    My other theory is - if there is a machine that finds things hidden in photographs, might there not also be a camera that hides things in photographs?

    Dekkard selects a picture that seems to be of a nondescript room - why would anyone keep that photograph? Why would they regard it as important? (Roy: 'Did you get your precious photos?') Leon has had an intimate encounter with Zhora that he wants to remember (and keep secret), so he photographs her while she is sleeping and hides her - using the stealth technology in the device he used to take the photo - and makes the picture look banal. And here we are now, close to November 2019, and we can all take a photograph and manipulate it with our hand-held communication device, and then transmit it....

    I saw this film at the time of the original release (Yes, with the voice over and the "happy"ending) and the technology portrayed at the time (1982) was beyond belief, but it still served the story. The whole "photographs" business is not so important to the plot, but integral to the story, showing Leon and Thora as 'human', with human desires for memory, privacy, secrets, their own lives.

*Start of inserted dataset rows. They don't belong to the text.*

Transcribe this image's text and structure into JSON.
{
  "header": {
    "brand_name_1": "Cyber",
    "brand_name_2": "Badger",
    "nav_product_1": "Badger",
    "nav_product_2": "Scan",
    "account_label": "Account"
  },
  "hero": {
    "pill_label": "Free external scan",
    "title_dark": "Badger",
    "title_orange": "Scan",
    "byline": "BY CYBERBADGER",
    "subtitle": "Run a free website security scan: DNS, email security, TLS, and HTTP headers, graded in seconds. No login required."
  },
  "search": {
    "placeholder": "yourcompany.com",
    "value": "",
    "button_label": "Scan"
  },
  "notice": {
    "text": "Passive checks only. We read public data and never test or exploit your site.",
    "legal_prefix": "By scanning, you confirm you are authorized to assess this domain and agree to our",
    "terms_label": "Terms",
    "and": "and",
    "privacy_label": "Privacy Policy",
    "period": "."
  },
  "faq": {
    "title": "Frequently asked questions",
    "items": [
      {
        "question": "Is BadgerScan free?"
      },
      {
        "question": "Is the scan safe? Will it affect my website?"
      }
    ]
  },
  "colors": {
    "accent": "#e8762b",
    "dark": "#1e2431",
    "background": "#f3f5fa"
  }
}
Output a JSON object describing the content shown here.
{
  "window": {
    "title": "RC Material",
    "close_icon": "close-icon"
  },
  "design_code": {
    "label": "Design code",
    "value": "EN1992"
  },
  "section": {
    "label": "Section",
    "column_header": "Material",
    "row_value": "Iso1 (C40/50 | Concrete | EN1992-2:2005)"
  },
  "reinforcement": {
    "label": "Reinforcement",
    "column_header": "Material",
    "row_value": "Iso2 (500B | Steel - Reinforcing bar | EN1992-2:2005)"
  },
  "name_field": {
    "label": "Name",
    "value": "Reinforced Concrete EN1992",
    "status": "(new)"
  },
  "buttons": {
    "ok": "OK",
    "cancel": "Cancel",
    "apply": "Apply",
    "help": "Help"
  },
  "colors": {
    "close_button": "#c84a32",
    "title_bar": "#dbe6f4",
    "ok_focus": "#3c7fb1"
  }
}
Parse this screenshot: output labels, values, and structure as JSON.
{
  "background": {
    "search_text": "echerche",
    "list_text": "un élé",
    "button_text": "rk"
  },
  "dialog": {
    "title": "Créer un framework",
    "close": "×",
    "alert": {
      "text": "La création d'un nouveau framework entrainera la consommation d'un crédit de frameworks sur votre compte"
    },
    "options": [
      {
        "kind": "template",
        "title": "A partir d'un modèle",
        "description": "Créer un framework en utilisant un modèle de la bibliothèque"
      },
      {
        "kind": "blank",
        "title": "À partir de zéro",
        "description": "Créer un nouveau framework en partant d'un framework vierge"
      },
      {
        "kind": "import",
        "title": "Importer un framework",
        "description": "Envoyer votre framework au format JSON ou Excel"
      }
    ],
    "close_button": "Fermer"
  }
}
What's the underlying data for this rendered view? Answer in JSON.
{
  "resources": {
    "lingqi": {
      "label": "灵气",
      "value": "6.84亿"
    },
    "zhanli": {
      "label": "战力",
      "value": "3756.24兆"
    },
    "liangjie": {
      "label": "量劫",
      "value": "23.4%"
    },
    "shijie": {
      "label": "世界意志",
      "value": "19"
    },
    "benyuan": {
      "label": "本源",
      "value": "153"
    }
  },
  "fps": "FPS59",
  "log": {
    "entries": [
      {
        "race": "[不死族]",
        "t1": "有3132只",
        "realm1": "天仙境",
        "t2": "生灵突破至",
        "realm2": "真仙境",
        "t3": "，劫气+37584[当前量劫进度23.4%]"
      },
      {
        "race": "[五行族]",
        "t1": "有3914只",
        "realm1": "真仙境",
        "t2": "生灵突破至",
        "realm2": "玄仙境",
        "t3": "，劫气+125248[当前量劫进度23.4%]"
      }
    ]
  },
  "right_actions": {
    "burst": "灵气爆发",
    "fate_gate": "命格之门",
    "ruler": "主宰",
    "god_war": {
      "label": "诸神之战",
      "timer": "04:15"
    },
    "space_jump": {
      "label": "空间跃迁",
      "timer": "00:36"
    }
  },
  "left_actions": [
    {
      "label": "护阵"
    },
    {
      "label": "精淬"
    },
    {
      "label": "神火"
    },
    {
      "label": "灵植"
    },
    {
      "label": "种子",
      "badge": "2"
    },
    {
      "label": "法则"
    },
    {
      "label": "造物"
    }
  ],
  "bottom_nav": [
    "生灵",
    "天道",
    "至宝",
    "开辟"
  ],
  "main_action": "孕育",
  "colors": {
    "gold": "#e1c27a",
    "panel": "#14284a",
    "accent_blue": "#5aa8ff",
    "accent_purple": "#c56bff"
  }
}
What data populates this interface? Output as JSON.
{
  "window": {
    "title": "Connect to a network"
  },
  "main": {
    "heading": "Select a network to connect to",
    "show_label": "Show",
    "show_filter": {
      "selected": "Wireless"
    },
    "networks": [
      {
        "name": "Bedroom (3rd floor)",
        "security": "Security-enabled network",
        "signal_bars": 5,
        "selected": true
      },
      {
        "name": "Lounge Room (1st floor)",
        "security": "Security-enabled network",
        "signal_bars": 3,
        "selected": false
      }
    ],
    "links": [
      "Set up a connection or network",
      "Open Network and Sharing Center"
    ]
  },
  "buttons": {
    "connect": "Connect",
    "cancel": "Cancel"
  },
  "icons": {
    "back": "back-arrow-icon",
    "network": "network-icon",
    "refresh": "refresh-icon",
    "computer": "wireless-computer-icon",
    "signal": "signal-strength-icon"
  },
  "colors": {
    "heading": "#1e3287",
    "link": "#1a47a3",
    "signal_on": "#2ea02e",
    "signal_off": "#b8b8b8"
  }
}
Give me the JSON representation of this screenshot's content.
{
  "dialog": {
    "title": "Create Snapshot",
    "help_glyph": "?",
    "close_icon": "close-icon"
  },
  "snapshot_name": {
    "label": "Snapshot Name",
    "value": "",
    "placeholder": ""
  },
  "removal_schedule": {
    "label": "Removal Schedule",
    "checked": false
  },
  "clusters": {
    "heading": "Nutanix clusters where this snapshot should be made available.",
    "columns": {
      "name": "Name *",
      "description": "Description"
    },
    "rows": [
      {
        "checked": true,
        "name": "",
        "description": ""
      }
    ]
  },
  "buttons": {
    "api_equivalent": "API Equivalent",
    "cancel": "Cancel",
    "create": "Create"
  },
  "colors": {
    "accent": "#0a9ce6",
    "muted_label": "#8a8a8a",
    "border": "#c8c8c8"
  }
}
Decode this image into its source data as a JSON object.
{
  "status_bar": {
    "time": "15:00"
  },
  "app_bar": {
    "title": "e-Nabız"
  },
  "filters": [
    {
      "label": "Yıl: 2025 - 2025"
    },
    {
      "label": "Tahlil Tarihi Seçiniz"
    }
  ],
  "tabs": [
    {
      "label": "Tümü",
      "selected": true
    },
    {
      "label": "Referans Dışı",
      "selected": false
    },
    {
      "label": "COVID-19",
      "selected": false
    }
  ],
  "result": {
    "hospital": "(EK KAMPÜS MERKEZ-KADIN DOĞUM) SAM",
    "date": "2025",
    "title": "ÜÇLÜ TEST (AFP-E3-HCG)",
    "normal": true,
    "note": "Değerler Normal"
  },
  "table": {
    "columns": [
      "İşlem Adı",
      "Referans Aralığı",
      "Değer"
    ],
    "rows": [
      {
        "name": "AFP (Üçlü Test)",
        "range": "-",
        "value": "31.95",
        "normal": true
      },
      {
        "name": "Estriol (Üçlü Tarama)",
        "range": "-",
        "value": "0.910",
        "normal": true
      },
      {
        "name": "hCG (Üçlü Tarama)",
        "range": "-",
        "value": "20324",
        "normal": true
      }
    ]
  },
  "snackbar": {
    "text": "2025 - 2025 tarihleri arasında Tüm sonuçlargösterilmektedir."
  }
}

That's the great question behind Blade Runner - how human are machines? What happens when humans do inhuman things - do they become like machines? Anyway, everyone was talking about the technology on this thread, so I though I'd show that human intuition is useful too, and if you come home and see two used drinking glasses on the bench, think on.
     
    robn1 likes this.
  33. aeonpulse

    aeonpulse Sr Member RPF PREMIUM MEMBER

    Trophy Points:
    1,606
    thanks for that contribution, some of that i hadn't noticed or thought of. glad to see this thread still somewhat kicking. :)
     
  34. dascoyne

    dascoyne Master Member

    Trophy Points:
    3,175
    Well in Blade Runner 2049...
    The photos that K has of the tree had some animation to them and were clearly taken from his drone's spatial mapping of the area. Maybe photos contain more spatial information in them than is visible. Maybe enough information is imbedded in the hard copy so that an analyzer might literally peek around corners in a photo.
     

Share This Page